- Hot weather: Hot weather can increase the risk of dehydration, especially for elderly nursing home residents who have limited access to air conditioning or may not be able to cool themselves down.
What are the signs of Dehydration in Nursing Home Residents?
Elderly nursing home residents may have decreased thirst sensation or cognitive impairment, making it more challenging for them to recognize when they need to drink more fluids. If dehydration symptoms are not detected at a nursing home serious complications can occur. Early indications of dehydration can be difficult to detect, so it’s critical to pay close attention to some of the common signs of dehydration that nursing homes sometimes might overlook. These include the following:
- Dry Skin
- Weight loss
- Muscle twitching
- Slurred Speech
- Swollen Feet
- Low blood pressure (with high heart rate)
- Loss of appetite
- Flushed skin
- Dry mouth or dry cough
- Decreased urine output
- Quick breathing
If you’re concerned about a loved one’s hydration status, speak to their healthcare provider or the nursing home staff. Severe dehydration complications might result in life-threatening situations and even death.
What are the care plan interventions to protect against dehydration in elderly nursing home residents?
Care plan interventions to protect against dehydration in elderly nursing home residents may include:
- Encouraging fluid intake: Encourage elderly nursing home residents to drink water or other fluids regularly. Offer water and other beverages frequently throughout the day and ensure that residents have easy access to water sources.

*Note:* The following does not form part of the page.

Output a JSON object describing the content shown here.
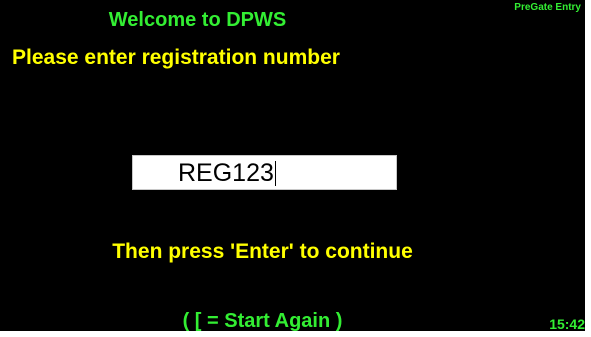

- Providing fluids with meals: Serve water or other fluids with meals to help residents stay hydrated. Offering soups or juices that are high in water content can also be beneficial.
- Monitoring fluid intake: Keep track of how much fluid elderly nursing home residents are consuming to ensure that they are meeting their hydration needs.
- Offering hydration assistance: Offer assistance to elderly nursing home residents who have difficulty drinking from cups or bottles, such as providing straws or cups with built-in straws.
- Using hydration reminders: Use hydration reminders, such as signs or alarms, to remind elderly nursing home residents to drink fluids regularly.
- Monitoring urine output: Monitor the frequency and color of elderly nursing home residents’ urine output to assess their hydration status. Dark urine can indicate dehydration.
- Providing water-rich foods: Offer foods with a high-water content, such as watermelon or cucumber, to help elderly nursing home residents stay hydrated.
- Monitoring medication side effects: Monitor elderly nursing home residents who are taking medications that can cause dehydration and adjust their fluid intake as necessary.
- Providing air conditioning: Ensure that the nursing home is properly air-conditioned to help elderly nursing home residents stay cool and hydrated during hot weather.
Overall, preventing dehydration in elderly nursing home residents requires a multifaceted approach that addresses fluid intake, mobility, and cognitive impairments. Recognizing the signs of dehydration, raising awareness among staff and residents, and promoting a supportive environment that encourages adequate fluid intake are essential. Care plan interventions should be tailored to the individual needs of each resident and regularly reviewed to ensure their effectiveness. Through these efforts, nursing homes can help safeguard the hydration status of elderly residents, reducing the likelihood of complications associated with dehydration and promoting their overall quality of life.
Take Legal Action for Dehydration in Nursing homes!
If a family member or friend has experienced complications due to dehydration in a nursing home setting, call the experienced Illinois attorneys at The Rooth Law Firm for a free consultation to discuss your case and explore legal options available. Together we can seek justice and improve the standard of care for elderly nursing home residents.